══ Data supplied

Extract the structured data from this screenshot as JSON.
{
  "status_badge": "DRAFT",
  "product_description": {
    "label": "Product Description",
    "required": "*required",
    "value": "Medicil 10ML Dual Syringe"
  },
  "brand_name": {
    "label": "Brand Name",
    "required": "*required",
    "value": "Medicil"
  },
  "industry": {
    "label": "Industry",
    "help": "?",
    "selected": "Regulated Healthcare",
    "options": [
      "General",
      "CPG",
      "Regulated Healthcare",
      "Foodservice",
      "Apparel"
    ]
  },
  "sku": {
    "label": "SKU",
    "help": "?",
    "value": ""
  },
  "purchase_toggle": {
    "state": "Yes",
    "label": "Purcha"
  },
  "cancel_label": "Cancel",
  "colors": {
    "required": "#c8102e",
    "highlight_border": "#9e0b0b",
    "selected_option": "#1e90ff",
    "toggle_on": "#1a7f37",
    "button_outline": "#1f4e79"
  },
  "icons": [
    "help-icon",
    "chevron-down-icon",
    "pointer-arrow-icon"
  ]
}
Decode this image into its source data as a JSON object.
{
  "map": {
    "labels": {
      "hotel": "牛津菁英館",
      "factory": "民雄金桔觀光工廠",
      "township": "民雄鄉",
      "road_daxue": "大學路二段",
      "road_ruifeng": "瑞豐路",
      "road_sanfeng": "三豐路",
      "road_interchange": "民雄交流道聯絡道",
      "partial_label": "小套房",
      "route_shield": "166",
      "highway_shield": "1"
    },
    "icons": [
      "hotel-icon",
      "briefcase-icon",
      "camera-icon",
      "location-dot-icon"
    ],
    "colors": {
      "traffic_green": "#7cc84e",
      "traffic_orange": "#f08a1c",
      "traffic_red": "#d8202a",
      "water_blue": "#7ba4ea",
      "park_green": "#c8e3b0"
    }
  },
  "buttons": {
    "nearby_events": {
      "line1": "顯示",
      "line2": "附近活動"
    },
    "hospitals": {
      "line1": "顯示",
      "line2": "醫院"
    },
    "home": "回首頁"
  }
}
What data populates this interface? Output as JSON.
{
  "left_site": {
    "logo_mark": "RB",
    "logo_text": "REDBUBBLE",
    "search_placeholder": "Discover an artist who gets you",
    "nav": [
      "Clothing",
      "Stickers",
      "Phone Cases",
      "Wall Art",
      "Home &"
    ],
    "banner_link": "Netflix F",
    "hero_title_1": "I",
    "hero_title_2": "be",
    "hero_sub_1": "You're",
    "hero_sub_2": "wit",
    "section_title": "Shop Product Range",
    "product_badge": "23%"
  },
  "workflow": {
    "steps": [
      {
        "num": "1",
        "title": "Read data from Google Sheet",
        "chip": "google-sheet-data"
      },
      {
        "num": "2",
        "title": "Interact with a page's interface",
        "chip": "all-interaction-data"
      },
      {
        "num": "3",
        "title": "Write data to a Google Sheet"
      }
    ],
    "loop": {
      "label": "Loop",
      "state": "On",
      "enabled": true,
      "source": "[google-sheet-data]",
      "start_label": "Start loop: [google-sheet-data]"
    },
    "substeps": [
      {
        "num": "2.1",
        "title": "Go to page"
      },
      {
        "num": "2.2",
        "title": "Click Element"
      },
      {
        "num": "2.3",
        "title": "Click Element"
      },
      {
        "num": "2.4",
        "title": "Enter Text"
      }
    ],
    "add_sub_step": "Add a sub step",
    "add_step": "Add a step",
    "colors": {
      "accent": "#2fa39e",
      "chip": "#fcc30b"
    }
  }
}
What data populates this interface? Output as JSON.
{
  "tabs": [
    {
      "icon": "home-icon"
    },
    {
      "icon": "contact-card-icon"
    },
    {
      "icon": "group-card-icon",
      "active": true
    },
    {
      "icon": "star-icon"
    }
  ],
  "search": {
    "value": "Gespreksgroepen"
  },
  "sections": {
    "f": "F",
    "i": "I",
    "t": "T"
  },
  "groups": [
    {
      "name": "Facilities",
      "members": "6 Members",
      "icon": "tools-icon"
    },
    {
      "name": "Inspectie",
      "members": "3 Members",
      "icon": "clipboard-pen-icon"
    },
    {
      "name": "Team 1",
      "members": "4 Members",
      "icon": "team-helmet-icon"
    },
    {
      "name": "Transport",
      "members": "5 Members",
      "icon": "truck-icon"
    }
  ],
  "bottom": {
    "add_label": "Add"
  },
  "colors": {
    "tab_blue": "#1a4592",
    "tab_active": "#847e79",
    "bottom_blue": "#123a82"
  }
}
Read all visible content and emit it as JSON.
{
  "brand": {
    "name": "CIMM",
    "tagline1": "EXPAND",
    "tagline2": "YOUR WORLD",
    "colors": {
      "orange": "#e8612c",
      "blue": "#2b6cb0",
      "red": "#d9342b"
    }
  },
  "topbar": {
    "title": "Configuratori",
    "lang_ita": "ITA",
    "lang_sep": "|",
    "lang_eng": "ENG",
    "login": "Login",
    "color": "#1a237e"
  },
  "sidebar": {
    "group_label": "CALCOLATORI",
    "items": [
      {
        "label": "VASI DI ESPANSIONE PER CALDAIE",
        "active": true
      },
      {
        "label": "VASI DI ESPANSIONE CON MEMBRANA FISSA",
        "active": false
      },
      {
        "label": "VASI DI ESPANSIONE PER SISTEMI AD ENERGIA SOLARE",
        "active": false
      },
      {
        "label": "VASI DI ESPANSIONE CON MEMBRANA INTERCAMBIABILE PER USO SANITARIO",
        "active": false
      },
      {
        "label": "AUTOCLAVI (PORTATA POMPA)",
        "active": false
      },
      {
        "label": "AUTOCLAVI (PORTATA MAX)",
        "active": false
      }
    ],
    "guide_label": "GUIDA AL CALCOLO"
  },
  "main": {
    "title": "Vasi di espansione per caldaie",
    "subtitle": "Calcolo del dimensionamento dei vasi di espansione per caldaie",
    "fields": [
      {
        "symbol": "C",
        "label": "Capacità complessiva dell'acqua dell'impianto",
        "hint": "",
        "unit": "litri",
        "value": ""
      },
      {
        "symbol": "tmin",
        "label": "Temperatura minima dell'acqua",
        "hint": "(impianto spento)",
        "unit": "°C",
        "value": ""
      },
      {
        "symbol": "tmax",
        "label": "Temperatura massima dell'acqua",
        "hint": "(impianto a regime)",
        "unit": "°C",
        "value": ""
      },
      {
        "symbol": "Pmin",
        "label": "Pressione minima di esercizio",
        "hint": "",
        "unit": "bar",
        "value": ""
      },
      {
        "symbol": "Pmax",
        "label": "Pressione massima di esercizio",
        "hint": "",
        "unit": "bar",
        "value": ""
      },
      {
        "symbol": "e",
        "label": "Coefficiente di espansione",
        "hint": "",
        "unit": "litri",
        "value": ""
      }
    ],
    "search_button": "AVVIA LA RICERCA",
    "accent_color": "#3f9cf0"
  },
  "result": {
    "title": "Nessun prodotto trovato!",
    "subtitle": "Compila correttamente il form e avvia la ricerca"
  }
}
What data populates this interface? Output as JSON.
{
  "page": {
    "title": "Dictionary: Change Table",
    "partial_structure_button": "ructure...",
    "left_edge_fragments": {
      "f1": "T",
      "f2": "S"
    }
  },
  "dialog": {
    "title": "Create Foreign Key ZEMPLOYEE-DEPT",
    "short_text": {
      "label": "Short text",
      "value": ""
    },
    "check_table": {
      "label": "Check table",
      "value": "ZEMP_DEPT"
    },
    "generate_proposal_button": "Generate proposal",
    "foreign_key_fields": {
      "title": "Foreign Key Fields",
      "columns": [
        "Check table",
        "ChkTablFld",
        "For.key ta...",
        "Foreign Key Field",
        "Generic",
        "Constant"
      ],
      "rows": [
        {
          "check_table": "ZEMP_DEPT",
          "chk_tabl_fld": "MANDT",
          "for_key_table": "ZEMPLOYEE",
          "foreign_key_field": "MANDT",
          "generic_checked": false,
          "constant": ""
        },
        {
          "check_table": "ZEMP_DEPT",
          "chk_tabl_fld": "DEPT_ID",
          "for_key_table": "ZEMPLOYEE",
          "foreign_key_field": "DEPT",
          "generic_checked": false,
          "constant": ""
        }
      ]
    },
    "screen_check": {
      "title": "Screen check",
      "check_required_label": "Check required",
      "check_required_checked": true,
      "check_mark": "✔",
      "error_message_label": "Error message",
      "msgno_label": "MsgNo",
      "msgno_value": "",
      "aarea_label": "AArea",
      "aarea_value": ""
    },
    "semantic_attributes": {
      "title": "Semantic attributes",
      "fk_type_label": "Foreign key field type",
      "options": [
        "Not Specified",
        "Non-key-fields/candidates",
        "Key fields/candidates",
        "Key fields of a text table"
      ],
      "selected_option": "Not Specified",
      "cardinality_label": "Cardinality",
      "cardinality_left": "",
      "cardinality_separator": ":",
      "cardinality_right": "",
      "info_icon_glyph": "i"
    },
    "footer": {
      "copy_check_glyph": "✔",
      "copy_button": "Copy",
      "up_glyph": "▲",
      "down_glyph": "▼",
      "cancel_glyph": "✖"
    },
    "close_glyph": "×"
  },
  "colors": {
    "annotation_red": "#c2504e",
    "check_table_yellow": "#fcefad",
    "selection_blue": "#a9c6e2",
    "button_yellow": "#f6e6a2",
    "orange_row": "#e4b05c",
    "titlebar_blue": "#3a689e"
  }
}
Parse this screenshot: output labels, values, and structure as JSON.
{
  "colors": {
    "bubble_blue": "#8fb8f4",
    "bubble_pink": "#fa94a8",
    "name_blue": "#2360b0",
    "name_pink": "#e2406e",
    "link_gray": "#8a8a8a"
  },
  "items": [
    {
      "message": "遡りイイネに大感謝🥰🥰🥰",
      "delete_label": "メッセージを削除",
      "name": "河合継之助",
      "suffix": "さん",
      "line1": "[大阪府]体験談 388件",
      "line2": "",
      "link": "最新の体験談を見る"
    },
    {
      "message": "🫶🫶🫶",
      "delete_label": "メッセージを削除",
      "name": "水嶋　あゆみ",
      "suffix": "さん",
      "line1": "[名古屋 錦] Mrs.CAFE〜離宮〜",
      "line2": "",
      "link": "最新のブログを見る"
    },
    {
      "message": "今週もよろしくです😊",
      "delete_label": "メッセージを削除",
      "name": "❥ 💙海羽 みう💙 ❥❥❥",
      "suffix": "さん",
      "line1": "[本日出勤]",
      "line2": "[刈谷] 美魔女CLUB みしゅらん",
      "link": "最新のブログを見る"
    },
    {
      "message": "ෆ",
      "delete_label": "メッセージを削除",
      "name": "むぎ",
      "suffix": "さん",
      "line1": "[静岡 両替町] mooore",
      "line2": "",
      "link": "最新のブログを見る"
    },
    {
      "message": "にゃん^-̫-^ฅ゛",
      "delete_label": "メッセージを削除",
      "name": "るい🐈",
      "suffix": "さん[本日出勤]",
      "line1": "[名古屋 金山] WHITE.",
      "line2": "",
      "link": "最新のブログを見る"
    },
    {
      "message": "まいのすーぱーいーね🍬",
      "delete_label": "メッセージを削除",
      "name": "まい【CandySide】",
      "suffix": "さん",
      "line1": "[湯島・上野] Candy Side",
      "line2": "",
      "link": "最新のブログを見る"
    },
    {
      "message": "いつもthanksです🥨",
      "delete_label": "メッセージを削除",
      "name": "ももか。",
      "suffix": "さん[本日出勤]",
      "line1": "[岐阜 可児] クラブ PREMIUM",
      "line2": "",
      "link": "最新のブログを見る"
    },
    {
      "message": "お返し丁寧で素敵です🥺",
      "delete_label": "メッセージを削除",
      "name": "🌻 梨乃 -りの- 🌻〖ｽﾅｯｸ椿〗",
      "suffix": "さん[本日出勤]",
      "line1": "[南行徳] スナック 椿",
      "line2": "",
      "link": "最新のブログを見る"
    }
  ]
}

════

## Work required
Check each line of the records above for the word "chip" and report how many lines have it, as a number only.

## Task solution
3